Andres Freund wrote: > I spent some time discussing this with Robert today (with both of us > alternating between feeling the other and ourselves as stupid), and the > conclusion I think is that the problem is on the pruning, rather than > the freezing side.

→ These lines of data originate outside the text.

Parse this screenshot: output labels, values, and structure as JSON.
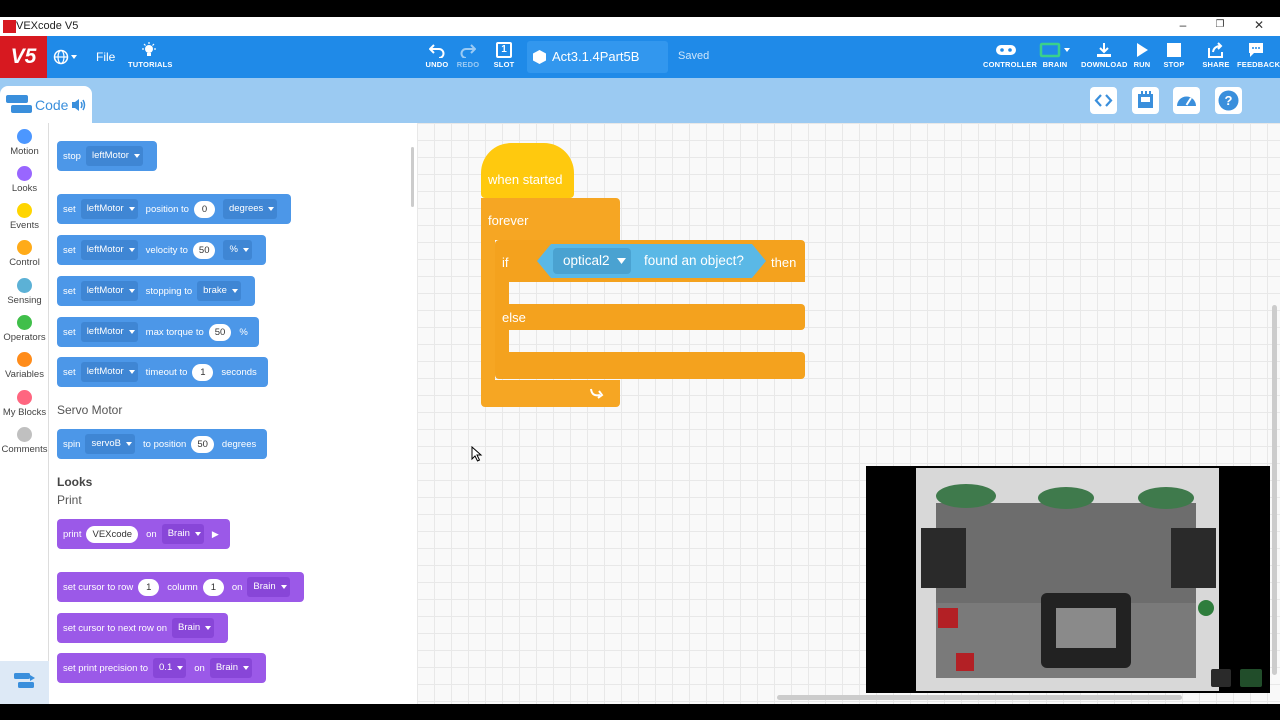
{
  "window": {
    "title": "VEXcode V5",
    "minimize": "–",
    "maximize": "❐",
    "close": "✕"
  },
  "menu": {
    "logo": "V5",
    "file": "File",
    "tutorials": "TUTORIALS",
    "undo": "UNDO",
    "redo": "REDO",
    "slot": "SLOT",
    "slot_number": "1",
    "project_name": "Act3.1.4Part5B",
    "save_status": "Saved",
    "controller": "CONTROLLER",
    "brain": "BRAIN",
    "download": "DOWNLOAD",
    "run": "RUN",
    "stop": "STOP",
    "share": "SHARE",
    "feedback": "FEEDBACK",
    "accent": "#1f8ae8",
    "logo_color": "#d71920"
  },
  "code_tab": {
    "label": "Code"
  },
  "categories": [
    {
      "label": "Motion",
      "color": "#4c97ff"
    },
    {
      "label": "Looks",
      "color": "#9966ff"
    },
    {
      "label": "Events",
      "color": "#ffd500"
    },
    {
      "label": "Control",
      "color": "#ffab19"
    },
    {
      "label": "Sensing",
      "color": "#5cb1d6"
    },
    {
      "label": "Operators",
      "color": "#40bf4a"
    },
    {
      "label": "Variables",
      "color": "#ff8c1a"
    },
    {
      "label": "My Blocks",
      "color": "#ff6680"
    },
    {
      "label": "Comments",
      "color": "#c0c0c0"
    }
  ],
  "palette": {
    "stop_block": {
      "t1": "stop",
      "dd1": "leftMotor"
    },
    "set_position": {
      "t1": "set",
      "dd1": "leftMotor",
      "t2": "position to",
      "val": "0",
      "dd2": "degrees"
    },
    "set_velocity": {
      "t1": "set",
      "dd1": "leftMotor",
      "t2": "velocity to",
      "val": "50",
      "dd2": "%"
    },
    "set_stopping": {
      "t1": "set",
      "dd1": "leftMotor",
      "t2": "stopping to",
      "dd2": "brake"
    },
    "set_torque": {
      "t1": "set",
      "dd1": "leftMotor",
      "t2": "max torque to",
      "val": "50",
      "t3": "%"
    },
    "set_timeout": {
      "t1": "set",
      "dd1": "leftMotor",
      "t2": "timeout to",
      "val": "1",
      "t3": "seconds"
    },
    "servo_heading": "Servo Motor",
    "spin_servo": {
      "t1": "spin",
      "dd1": "servoB",
      "t2": "to position",
      "val": "50",
      "t3": "degrees"
    },
    "looks_heading": "Looks",
    "print_heading": "Print",
    "print_block": {
      "t1": "print",
      "val": "VEXcode",
      "t2": "on",
      "dd1": "Brain"
    },
    "set_cursor": {
      "t1": "set cursor to row",
      "val1": "1",
      "t2": "column",
      "val2": "1",
      "t3": "on",
      "dd1": "Brain"
    },
    "next_row": {
      "t1": "set cursor to next row on",
      "dd1": "Brain"
    },
    "precision": {
      "t1": "set print precision to",
      "dd1": "0.1",
      "t2": "on",
      "dd2": "Brain"
    }
  },
  "script": {
    "hat": "when started",
    "forever": "forever",
    "if": "if",
    "sensor": "optical2",
    "condition": "found an object?",
    "then": "then",
    "else": "else"
  }
}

Thanks both for spending some more time on this. > I think the problem is on the pruning, rather than the freezing side. We > can't freeze a tuple if it has an alive predecessor - rather than > weakining this, we should be fixing the pruning to not have the alive > predecessor. I gave a look at HTSV back then, but I didn't find what the right tweak was, but then I only tried changing the return value to DEAD and DELETE_IN_PROGRESS; the thought of selecting DEAD or RECENTLY_DEAD based on OldestXmin didn't occur to me ... I was thinking that the fact that there were live lockers meant that the tuple could not be removed, obviously failing to notice that the subsequent versions of the tuple would be good enough. > If the update xmin is actually below the cutoff we can remove the tuple > even if there's live lockers - the lockers will also be present in the > newer version of the tuple. I verified that for me that fixes the > problem. Obviously that'd require some comment work and more careful > diagnosis. Sounds good. I'll revert those commits then, keeping the test, and then you can commit your change. OK? -- Álvaro Herrera https://www.2ndQuadrant.com/ PostgreSQL Development, 24x7 Support, Remote DBA, Training & Services -- Sent via pgsql-hackers mailing list (email@example.com) To make changes to your subscription: http://www.postgresql.org/mailpref/pgsql-hackers